(RECORD EXTRACTS begins)

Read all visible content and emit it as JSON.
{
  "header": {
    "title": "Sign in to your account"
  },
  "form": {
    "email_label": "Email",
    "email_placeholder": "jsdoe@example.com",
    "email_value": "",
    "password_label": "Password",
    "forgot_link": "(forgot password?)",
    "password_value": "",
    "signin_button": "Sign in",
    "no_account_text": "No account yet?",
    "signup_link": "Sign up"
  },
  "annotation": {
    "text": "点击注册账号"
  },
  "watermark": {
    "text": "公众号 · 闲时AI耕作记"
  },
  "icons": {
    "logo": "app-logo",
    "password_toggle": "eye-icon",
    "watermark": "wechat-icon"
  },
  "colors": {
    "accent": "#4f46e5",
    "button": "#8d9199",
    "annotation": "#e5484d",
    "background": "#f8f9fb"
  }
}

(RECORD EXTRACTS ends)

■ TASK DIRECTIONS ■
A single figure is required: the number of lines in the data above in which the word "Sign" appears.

■ EXERCISE RESPONSE ■
3